When I was in my twenties I was new to all this. even though I had that experience in basketball camp, life, as it so often does, got in the way a bit and I didn’t get to practice this principle as much as I could have to develop the skill. However, I did always have it in the back of my mind and I ended up having one experience that solidified what this power could do for someone if it was cultivated and attention was given to it regularly.
For some reason, I was always enamored with lofts in my youth. I just thought they were cool and given the financial ceiling of my income, it was also a good option for my living quarters. The other quality I wanted in my living space was to be up against some kind of water. I didn’t focus and meditate on this with any enthusiasm or consistency but it was always in the back of my mind. At one point in my life, I moved about 300 miles to be with a woman I was involved with which seemed like a good idea at the time. It wasn’t and inevitably we broke up leaving me 300 miles from friends and family looking for a place to live. Less than a couple of miles away from where I was staying with her, I found a small condominium. it was a studio with a loft and on a man-made creek that ran through the whole complex. It was a very cool place. I stayed there for a couple of years with my son but it wasn’t until I had been there for a while that I realized this was almost exactly the concept I had been visualizing for quite some time and without even consciously giving it my attention I was living there. For years this blew me away and I began to realize two things. Understand what it is you are content and at peace with and it will come in time. My concept of peace at that time was a loft and a creek. It came in time and I didn’t even realize that it had until I was there for a while.

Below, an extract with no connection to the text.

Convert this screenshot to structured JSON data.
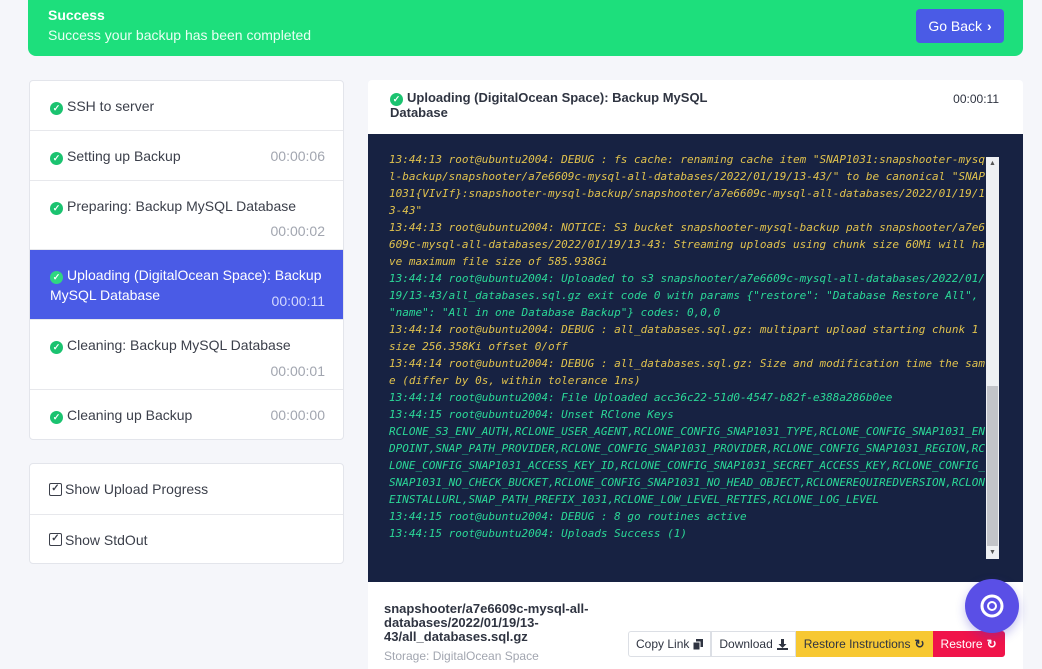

Once you see it happen you can never go back to old thinking
After this experience, I realized my home had been a direct result of not only passive thinking or creative visualization but it seemingly found me. I was not out that day apartment hunting for a loft with a creek. It just appeared during my journey. It has been from then on that I imagined a world that could be if I decided to practice this skill and get good at it. Over the years I have had many similar experiences to bear witness to the authenticity of creative visualization. Its power is so astounding that even when you experience it is hard to believe. It is hard to make the connection that your thoughts brought into manifestation are real and much more than any coincidence. However, it is also hard to let the possibility go. Since then I have adopted a sort of blind faith regarding this phenomenon. For the rest of my life, I decided it is really how life works and my paradigm will forever be one that says, be cognizant of your thoughts for they are what you live.
Creative visualization and the plan to “Keep Life Moving”
If you have read this blog before you will probably see me reference the phrase, “Keep Life Moving.” It is the essence of what Cognitive Momentum stands for. Create momentum, be aware that you have momentum, and with your momentum, keep life moving. My morning routine reflects this belief and sets the tone every day. In that routine creative visualization helps me clear out the morass of life and cut through to my purpose and objective. Sometimes this is a thing that I want and sometimes it is a state of being or attitude I would like to cultivate or evolve. Whatever it is, it never becomes a reality until I can consistently see it in my mind. If it is work I want to accomplish it is the vision of me doing that job. If it is a material thing that I want, like a house or car or vacation, I see me living in it, driving it, or on it. I do this day in and day out considering a basic concept of how I would like to see my life evolve and no matter what negative thoughts creep in, I send that packing with another creative visualization.